A few nights ago I took my kids out for some last-minute Purim/Shabbat shopping, because I just can't learn my lesson. They wanted to "stop by" the toy store, you know, just to schmooze around. Sure. I told them like a thousand times that I wasn't going to buy them anything, but of course they suddenly developed amnesia when they walked into the store.
As I did my best to hide from my older kids, my little boyfriend, Natan, who's turning three in a few days, walked around the store asking me if I could buy him everything on the shelves. The funny thing was that he asked it so nonchalantly, showing me that he really didn't care about the toys he was asking me to buy him. I found myself saying, "No" every two seconds, while casually checking out the prices on the toys.
Many things were on sale, and if I had wanted to, I could have bought a few of those toys. And that's when I realized something amazing: because the toys were so easy for me to buy, they didn't have any real value in my eyes. Of course, part of that was probably because I wouldn't be playing with those toys, although maybe I would if I actually had some time to play.
For a few minutes, I actually felt what it would be like to be super-wealthy. I gotta be honest - it didn't feel that exciting. All of us, no matter what level of wealth we have, get bored with our stuff. The super-rich can walk around any store and buy anything without necessarily feeling the pinch in their big inflated bank accounts, but they're missing something precious - the excitement that comes along with buying something you really want.
That's why being rich is a bottomless pit. Money makes a person insatiable; he can never have enough stuff. Not only that, he has to constantly get nicer and more expensive stuff, and eventually he gets bored of all of it. This, my friends, is a curse.
Haman suffered the same curse. He was so rich, if he had lived today he would easily be on Forbes' "Top 10 Wealthiest People" list. He might even beat Bill Gates. But, as he states in Megillat Esther, all his riches are worthless when he sees Mordechai sitting at the palace gates. It's true that Mordechai's stubborn unwillingness to bow down to him enraged him. But why exactly was it so important for Haman that Mordechai should bow to him? Why wasn't it enough that the rest of the world bowed to him when he passed by?
Here's what I think. Haman wanted from Mordechai the one thing he couldn't have. Since he couldn't have it, Haman instinctively knew that this was the one thing left in the world that was exciting for him. What else was left? He had money, power, women, a palatial mansion, children. He had everything.
In reality, Haman's curse should be called "The Curse of Everything." Because once you have everything, there's nothing left to look forward to. More of the same just doesn't do it.

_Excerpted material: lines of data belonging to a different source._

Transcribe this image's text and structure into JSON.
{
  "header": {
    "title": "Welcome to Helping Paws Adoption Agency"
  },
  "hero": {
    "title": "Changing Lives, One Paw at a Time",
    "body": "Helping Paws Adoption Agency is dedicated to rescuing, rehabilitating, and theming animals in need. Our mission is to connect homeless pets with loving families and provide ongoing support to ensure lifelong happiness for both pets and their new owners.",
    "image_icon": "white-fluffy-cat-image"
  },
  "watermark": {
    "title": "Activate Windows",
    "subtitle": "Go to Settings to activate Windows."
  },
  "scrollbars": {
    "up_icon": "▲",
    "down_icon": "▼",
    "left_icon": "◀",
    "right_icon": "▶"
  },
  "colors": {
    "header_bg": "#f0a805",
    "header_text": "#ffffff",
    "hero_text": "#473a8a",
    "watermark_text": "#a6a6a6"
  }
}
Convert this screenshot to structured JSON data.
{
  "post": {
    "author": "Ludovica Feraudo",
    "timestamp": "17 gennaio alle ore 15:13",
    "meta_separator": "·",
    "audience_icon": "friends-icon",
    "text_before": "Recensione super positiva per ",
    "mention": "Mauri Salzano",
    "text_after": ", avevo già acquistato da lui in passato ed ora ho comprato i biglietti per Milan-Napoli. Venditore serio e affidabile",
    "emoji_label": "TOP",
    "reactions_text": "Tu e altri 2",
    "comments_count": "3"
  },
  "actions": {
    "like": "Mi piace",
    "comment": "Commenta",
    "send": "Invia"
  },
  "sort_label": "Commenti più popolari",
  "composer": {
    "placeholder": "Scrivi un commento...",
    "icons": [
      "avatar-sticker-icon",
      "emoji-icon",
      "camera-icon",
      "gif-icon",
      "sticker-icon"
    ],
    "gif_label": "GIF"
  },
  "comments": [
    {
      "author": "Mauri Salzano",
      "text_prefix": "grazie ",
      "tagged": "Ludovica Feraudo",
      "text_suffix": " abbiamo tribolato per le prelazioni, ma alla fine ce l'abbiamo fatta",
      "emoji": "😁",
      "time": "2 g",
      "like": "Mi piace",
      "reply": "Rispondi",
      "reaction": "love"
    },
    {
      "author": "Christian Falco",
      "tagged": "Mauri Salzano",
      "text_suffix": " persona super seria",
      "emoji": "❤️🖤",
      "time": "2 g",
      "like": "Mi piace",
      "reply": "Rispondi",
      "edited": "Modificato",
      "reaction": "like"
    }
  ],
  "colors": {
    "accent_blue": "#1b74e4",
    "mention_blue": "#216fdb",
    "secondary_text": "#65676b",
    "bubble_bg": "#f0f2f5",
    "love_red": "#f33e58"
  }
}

Those of you that dream of living the Lifestyles of the Rich and Famous, do yourselves a favor and dream yourselves out of it. There's a big blessing in not being able to have the dream life that you want. Believe me, Hashem is doing you a massive favor. Just think about how many uber-wealthy people are terribly depressed, suffer from marital problems, and/or have kids that are totally messed up. That's not a happy life.
Wishing you all a wonderful, meaningful, and SAFE Purim!!
Oh, yeah, so you're probably wondering why I put a picture of sheep at the top of this post. Well, the truth is that I really didn't have a picture ready for this post, so the idea came to me to use this picture and say that these sheep are actually people dressing up as sheep for Purim. And then, as I was uploading the picture, I suddenly remembered that we just read Parashat Zachor, in which King Saul was commanded to wipe out the nation of Amalek, and even their animals, because the sheep might really be people in disguise! I promise you I'm not lying! Isn't that just insane?? And, I took this picture about two weeks ago, because I never saw a bunch of sheep so close to my house. Totally freaky Divine Providence, yo!